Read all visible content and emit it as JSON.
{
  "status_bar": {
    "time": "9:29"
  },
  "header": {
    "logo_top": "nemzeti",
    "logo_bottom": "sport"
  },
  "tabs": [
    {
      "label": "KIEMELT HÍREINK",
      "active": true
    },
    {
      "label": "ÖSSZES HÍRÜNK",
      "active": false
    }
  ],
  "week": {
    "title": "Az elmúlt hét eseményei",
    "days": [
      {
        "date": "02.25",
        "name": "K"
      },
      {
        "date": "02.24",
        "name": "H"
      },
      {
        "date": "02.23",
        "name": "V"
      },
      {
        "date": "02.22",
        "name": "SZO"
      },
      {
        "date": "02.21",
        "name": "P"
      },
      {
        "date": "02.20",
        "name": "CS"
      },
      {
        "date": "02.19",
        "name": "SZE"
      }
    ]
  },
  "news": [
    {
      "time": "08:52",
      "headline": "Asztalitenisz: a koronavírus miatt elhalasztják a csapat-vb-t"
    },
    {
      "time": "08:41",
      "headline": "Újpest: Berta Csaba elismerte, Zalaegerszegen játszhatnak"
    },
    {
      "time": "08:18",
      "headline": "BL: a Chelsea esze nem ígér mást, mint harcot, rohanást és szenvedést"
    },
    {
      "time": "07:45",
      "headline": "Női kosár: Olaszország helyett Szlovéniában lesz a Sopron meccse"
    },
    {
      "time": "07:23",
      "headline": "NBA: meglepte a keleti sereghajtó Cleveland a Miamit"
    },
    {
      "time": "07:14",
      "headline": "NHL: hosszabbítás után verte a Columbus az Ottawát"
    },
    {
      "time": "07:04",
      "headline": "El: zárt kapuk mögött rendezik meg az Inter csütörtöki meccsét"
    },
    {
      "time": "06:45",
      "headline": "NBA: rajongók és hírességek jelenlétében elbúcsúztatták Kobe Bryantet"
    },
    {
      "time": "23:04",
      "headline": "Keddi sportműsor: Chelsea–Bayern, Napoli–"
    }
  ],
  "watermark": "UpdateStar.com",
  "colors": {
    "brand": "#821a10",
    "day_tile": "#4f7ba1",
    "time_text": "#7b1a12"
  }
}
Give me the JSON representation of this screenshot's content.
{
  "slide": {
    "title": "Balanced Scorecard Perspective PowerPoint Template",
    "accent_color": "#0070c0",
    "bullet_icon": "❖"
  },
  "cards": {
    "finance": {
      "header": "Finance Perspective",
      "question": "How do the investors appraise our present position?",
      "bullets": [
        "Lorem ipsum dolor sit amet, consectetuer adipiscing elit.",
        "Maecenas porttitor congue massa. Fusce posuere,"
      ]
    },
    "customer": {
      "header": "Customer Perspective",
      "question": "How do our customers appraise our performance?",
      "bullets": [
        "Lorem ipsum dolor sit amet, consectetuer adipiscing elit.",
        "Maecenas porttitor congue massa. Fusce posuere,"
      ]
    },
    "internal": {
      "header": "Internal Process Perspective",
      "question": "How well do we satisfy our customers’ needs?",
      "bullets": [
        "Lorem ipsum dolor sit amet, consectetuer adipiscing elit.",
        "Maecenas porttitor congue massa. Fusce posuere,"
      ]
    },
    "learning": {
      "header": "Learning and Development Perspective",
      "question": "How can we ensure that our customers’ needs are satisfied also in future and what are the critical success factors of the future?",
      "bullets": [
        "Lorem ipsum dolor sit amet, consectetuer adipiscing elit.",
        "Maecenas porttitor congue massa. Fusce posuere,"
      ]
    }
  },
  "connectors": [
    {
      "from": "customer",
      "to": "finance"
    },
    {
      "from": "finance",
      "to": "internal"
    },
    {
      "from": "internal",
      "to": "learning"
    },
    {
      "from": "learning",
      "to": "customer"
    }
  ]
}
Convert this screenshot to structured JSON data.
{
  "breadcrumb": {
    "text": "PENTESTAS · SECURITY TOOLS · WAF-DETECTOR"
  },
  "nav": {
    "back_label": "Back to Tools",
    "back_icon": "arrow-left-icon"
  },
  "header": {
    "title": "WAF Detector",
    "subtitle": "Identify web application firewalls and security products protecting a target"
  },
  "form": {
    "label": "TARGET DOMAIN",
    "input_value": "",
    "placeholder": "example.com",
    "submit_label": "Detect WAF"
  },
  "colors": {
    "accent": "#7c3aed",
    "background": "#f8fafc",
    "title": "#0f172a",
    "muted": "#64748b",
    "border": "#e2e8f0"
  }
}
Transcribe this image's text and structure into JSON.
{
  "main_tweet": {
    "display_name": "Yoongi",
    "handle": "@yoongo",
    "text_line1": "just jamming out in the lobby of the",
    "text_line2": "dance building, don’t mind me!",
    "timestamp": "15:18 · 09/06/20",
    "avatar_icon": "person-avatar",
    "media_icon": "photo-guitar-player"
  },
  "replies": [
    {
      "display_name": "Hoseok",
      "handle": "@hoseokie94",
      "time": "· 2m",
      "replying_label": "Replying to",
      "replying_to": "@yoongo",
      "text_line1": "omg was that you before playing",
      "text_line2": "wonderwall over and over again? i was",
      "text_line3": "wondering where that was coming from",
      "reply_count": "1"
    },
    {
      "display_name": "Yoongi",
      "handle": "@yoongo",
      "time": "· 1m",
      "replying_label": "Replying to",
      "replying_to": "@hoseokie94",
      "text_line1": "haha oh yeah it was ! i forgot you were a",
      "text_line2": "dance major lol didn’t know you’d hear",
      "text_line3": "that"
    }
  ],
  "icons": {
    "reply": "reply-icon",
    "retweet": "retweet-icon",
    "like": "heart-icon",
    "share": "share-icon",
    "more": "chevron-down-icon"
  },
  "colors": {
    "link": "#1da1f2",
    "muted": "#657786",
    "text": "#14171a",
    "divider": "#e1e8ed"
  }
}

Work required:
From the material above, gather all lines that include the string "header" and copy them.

Response area:
  "header": {
      "header": "Finance Perspective",
      "header": "Customer Perspective",
      "header": "Internal Process Perspective",
      "header": "Learning and Development Perspective",
  "header": {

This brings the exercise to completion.